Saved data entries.
——————

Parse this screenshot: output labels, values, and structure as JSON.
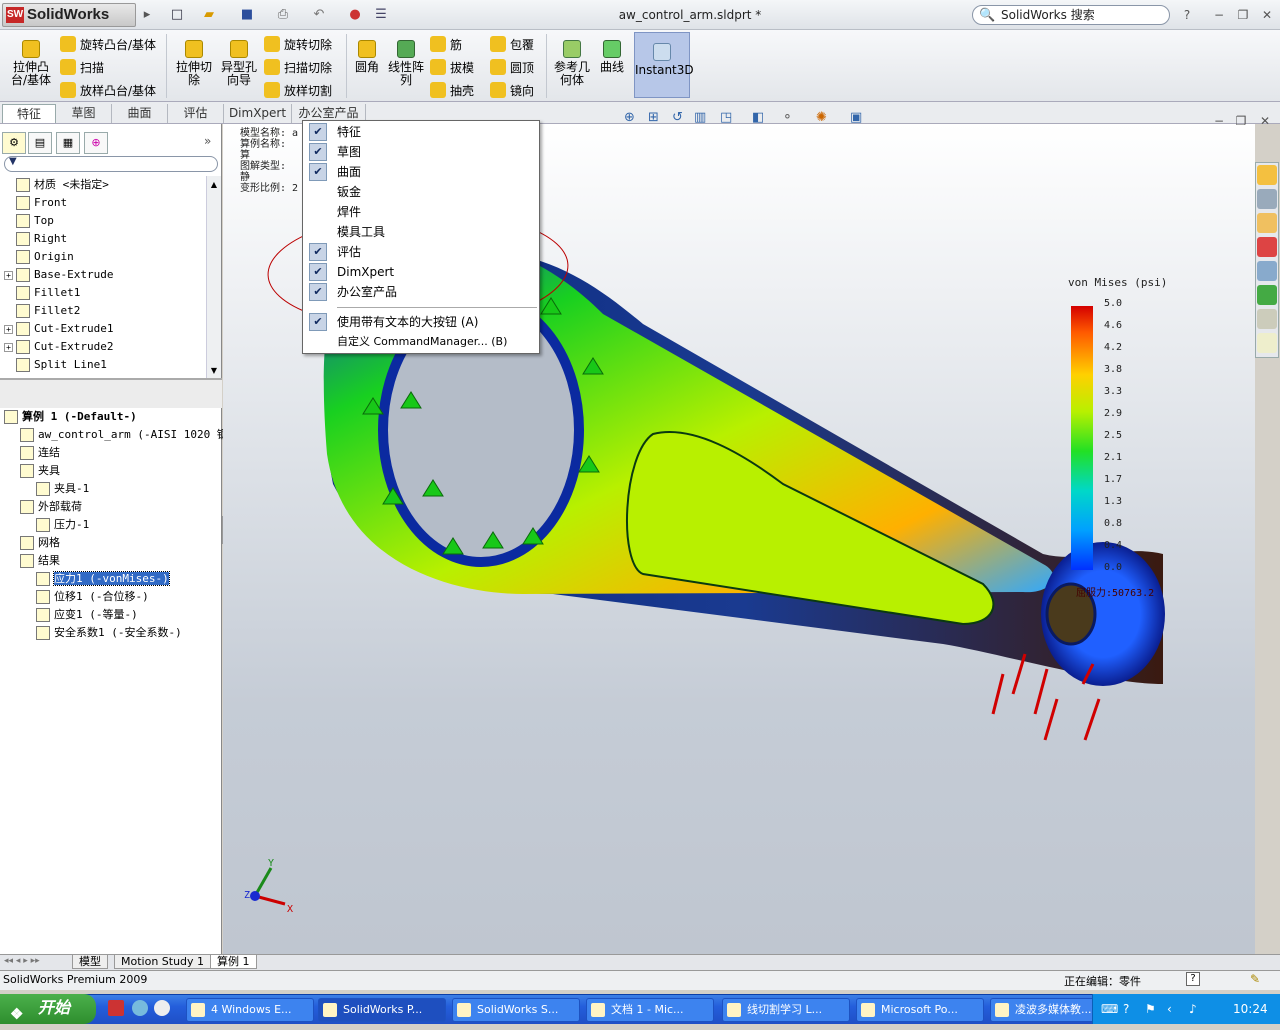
{
  "app": {
    "logo": "SolidWorks",
    "logo_badge": "SW",
    "doc_title": "aw_control_arm.sldprt *",
    "search_placeholder": "SolidWorks 搜索",
    "help": "?"
  },
  "ribbon": {
    "extrude": "拉伸凸\n台/基体",
    "revolve": "旋转凸台/基体",
    "sweep": "扫描",
    "loft": "放样凸台/基体",
    "extcut": "拉伸切\n除",
    "hole": "异型孔\n向导",
    "revcut": "旋转切除",
    "sweepcut": "扫描切除",
    "loftcut": "放样切割",
    "fillet": "圆角",
    "pattern": "线性阵\n列",
    "rib": "筋",
    "draft": "拔模",
    "shell": "抽壳",
    "wrap": "包覆",
    "dome": "圆顶",
    "mirror": "镜向",
    "refgeom": "参考几\n何体",
    "curves": "曲线",
    "instant3d": "Instant3D"
  },
  "tabs": [
    "特征",
    "草图",
    "曲面",
    "评估",
    "DimXpert",
    "办公室产品"
  ],
  "tree": {
    "top_items": [
      {
        "label": "材质 <未指定>",
        "exp": false
      },
      {
        "label": "Front",
        "exp": false
      },
      {
        "label": "Top",
        "exp": false
      },
      {
        "label": "Right",
        "exp": false
      },
      {
        "label": "Origin",
        "exp": false
      },
      {
        "label": "Base-Extrude",
        "exp": true
      },
      {
        "label": "Fillet1",
        "exp": false
      },
      {
        "label": "Fillet2",
        "exp": false
      },
      {
        "label": "Cut-Extrude1",
        "exp": true
      },
      {
        "label": "Cut-Extrude2",
        "exp": true
      },
      {
        "label": "Split Line1",
        "exp": false
      }
    ],
    "study": "算例 1 (-Default-)",
    "study_items": [
      {
        "label": "aw_control_arm (-AISI 1020 钢,",
        "indent": 1
      },
      {
        "label": "连结",
        "indent": 1
      },
      {
        "label": "夹具",
        "indent": 1
      },
      {
        "label": "夹具-1",
        "indent": 2
      },
      {
        "label": "外部载荷",
        "indent": 1
      },
      {
        "label": "压力-1",
        "indent": 2
      },
      {
        "label": "网格",
        "indent": 1
      },
      {
        "label": "结果",
        "indent": 1
      },
      {
        "label": "应力1 (-vonMises-)",
        "indent": 2
      },
      {
        "label": "位移1 (-合位移-)",
        "indent": 2
      },
      {
        "label": "应变1 (-等量-)",
        "indent": 2
      },
      {
        "label": "安全系数1 (-安全系数-)",
        "indent": 2
      }
    ]
  },
  "model_info": [
    "模型名称: a",
    "算例名称: 算",
    "图解类型: 静",
    "变形比例: 2"
  ],
  "legend": {
    "title": "von Mises (psi)",
    "ticks": [
      "5.0",
      "4.6",
      "4.2",
      "3.8",
      "3.3",
      "2.9",
      "2.5",
      "2.1",
      "1.7",
      "1.3",
      "0.8",
      "0.4",
      "0.0"
    ],
    "yield_label": "屈服力:50763.2"
  },
  "menu": {
    "items": [
      {
        "label": "特征",
        "checked": true
      },
      {
        "label": "草图",
        "checked": true
      },
      {
        "label": "曲面",
        "checked": true
      },
      {
        "label": "钣金",
        "checked": false
      },
      {
        "label": "焊件",
        "checked": false
      },
      {
        "label": "模具工具",
        "checked": false
      },
      {
        "label": "评估",
        "checked": true
      },
      {
        "label": "DimXpert",
        "checked": true
      },
      {
        "label": "办公室产品",
        "checked": true
      }
    ],
    "big_buttons": "使用带有文本的大按钮 (A)",
    "customize": "自定义 CommandManager... (B)"
  },
  "axes": {
    "x": "X",
    "y": "Y",
    "z": "Z"
  },
  "bottom_tabs": [
    "模型",
    "Motion Study 1",
    "算例 1"
  ],
  "status": {
    "left": "SolidWorks Premium 2009",
    "right": "正在编辑：零件",
    "help": "?"
  },
  "taskbar": {
    "start": "开始",
    "items": [
      "4 Windows E...",
      "SolidWorks P...",
      "SolidWorks S...",
      "文档 1 - Mic...",
      "线切割学习 L...",
      "Microsoft Po...",
      "凌波多媒体教..."
    ],
    "clock": "10:24"
  }
}
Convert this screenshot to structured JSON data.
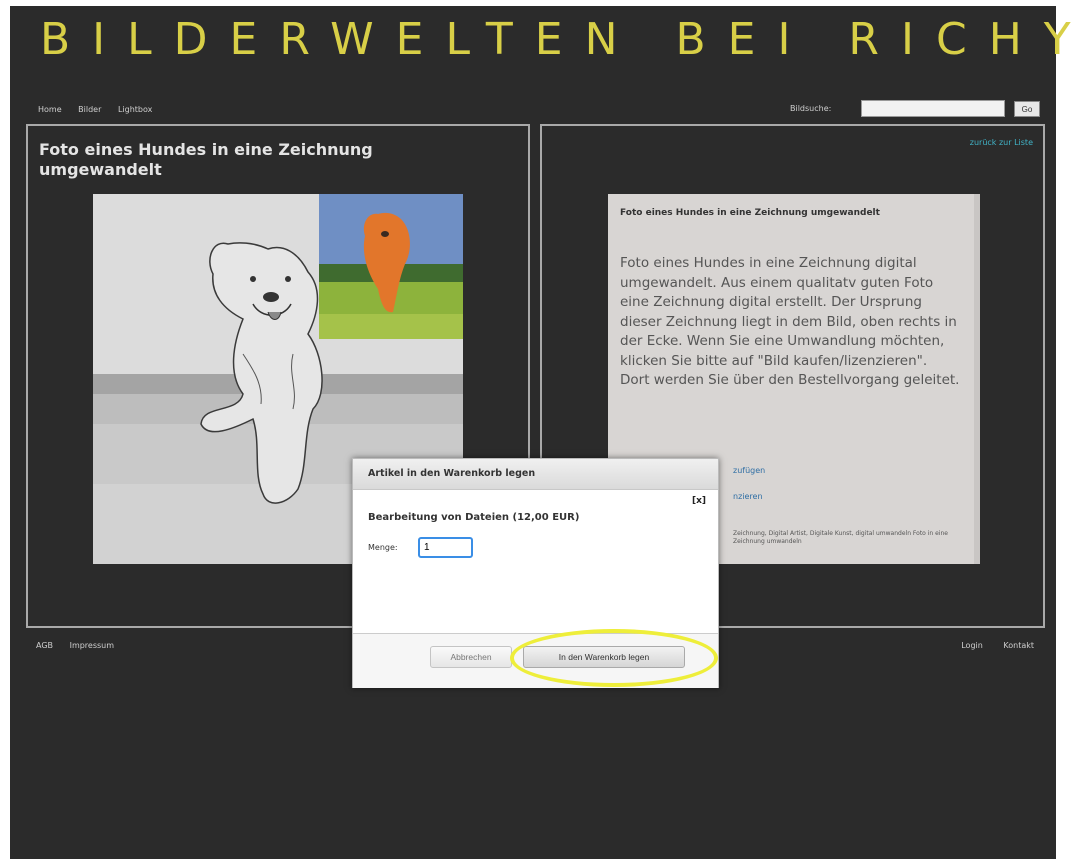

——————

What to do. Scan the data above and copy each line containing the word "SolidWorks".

Finished exercise.
    "logo": "SolidWorks",
    "search_placeholder": "SolidWorks 搜索",
    "left": "SolidWorks Premium 2009",
      "SolidWorks P...",
      "SolidWorks S...",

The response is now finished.